Ani Difranco – Little Plastic Castle
Mike’s still branching out and away from his safe, known, hard rawk happy place by reviewing some of the stuff I bought for myself in Toronto last October. It’s healthy for Mike, and he’s lucky I sent him the stuff in the first place. 😉
The thing with Ani is that no matter what she does, there’s always gonna be somebody who says she should have done something differently. She’s not angry enough. She’s not like she used to be. She’s gone off in some (insert criticism here) wrong direction. The music’s not melodic enough. It’s too SOMETHING, either way. Another big one is that she’s had incredible success with her own label, boldly avoiding the majors, so she must be Up To Something. Well you know what, she IS up to something. She’s making great records, on her own terms, and it’s clear she’s having a blast.
I should note, for the sake of you reading this, that I have owned and/or at least heard all of her albums, over the years. I didn’t own them all when they came out, I didn’t hear them in order, and I don’t own them all now (I wish I did). But I am a fan of hers, and am always happy to spin one of her discs.
So for all that, I can say that Little Plastic Castle is fairly typical Ani for this period of her career. It’s slick, it’s accessible, and it’s still edgy enough to make even the old-school hardcore Ani fans nod knowingly. By 1998, Ani had definitely changed, and grown, from the young woman who burst out of the gates as a superlative creative artist. And what a guitar player! So cool. By the time of this, her 8th record, she was established and seasoned and still just as capable of anything. And she was riding high on Living In Clip, a brilliant live record. The future was limitless. Wiki reminded me that the song Glass House was even nominated for a Grammy!
Wrapped in excellent and controlled music, and with lyrical blasts of an intelligence and capability many artists would kill for, this record contains moments of angry, hopeful, silly, thoughtful, adventurous, powerful and beautiful. In other words, it’s Ani. She’s not afraid to explore. She’s not afraid to laugh. She’s not afraid of, well, anything. She is just full-on.
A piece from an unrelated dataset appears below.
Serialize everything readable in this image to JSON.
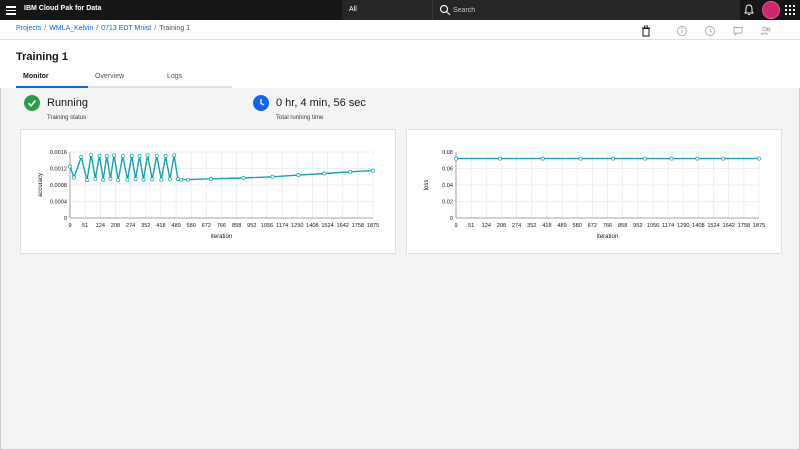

I don’t really have favourite songs from this record, ones that I skip to or play more often. I tend to just let it play. If that sounds like a cop-out to you, from a review or write-up perspective, I can live with that. I don’t have a need to go through this, song for song. It’s all good. I’d recommend it (and the excellent 2-CD collection called Canon), if you’re looking to give her a try and can find a reasonably-priced copy. You’ll love it.
Cool aside: One of the drummers on this record, Andy Stochkansky, enjoyed a solo career that had some success (and should have had more). We got to see him perform in Saskatoon, at Louis’, but at first I couldn’t remember when or with whom. So I emailed James, who was also at this show, and of course he had a note of it. We saw Stochansky as an opening act for Emm Gryner, on 2002-10-23. He put on a really cool show. This would have been around the time of Five Star Motel, and the song of his that you probably know, Wonderful (It’s Superman). I remember our buddy Rowan chatting with him, as he came out into the crowd after his set. But I don’t recall what they talked about. Knowing Rowan, it could have been anything (poor Andy!). James also noted that Emm Gryner looked pretty damn hot in that dress she had on, for her portion of the show. True, true. Anyway. This isn’t much to do with Ani, anymore, so I’ll stop.